** RECORDS TO PROCESS **
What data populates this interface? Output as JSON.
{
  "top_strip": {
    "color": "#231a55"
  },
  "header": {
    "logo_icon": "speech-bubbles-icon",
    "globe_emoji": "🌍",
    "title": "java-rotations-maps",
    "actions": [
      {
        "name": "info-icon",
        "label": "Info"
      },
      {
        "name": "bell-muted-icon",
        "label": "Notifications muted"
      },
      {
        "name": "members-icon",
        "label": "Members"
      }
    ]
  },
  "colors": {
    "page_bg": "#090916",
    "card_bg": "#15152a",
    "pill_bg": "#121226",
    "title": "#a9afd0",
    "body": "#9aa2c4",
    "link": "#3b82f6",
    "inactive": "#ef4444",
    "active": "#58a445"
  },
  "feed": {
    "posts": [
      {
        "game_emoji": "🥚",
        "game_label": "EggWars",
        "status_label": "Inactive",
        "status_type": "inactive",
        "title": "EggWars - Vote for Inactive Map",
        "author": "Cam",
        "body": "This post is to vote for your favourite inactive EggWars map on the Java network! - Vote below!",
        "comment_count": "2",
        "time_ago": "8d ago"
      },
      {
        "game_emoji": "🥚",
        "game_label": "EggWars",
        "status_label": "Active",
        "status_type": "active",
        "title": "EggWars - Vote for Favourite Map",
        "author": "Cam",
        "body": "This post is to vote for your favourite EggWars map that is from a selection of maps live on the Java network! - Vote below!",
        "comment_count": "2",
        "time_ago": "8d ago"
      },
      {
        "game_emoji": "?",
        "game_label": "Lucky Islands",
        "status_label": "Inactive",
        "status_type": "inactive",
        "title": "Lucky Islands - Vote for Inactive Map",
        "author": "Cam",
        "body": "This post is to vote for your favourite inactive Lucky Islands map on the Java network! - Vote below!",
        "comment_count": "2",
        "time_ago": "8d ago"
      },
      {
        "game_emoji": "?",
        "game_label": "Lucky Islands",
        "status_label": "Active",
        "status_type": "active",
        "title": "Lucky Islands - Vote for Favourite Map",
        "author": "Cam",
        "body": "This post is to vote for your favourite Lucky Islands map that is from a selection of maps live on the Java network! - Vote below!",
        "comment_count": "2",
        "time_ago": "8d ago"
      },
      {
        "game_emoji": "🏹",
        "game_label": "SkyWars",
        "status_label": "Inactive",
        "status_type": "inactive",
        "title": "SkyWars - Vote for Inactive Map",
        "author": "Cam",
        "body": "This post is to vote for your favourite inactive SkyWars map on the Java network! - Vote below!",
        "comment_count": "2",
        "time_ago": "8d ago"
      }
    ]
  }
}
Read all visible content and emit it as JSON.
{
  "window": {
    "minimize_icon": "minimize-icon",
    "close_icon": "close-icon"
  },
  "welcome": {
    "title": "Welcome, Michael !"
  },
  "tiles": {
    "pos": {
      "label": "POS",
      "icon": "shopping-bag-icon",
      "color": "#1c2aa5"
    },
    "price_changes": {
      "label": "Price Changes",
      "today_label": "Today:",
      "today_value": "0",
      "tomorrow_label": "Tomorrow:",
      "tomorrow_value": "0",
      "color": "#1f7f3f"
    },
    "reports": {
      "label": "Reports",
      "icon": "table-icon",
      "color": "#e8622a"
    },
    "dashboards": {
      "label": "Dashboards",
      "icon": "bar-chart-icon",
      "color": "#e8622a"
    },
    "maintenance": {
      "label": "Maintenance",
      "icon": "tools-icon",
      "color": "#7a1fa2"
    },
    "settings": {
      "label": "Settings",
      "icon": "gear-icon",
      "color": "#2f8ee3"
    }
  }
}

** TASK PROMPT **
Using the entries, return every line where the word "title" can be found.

** OUTPUT FOR THIS TASK **
    "title": "java-rotations-maps",
    "title": "#a9afd0",
        "title": "EggWars - Vote for Inactive Map",
        "title": "EggWars - Vote for Favourite Map",
        "title": "Lucky Islands - Vote for Inactive Map",
        "title": "Lucky Islands - Vote for Favourite Map",
        "title": "SkyWars - Vote for Inactive Map",
    "title": "Welcome, Michael !"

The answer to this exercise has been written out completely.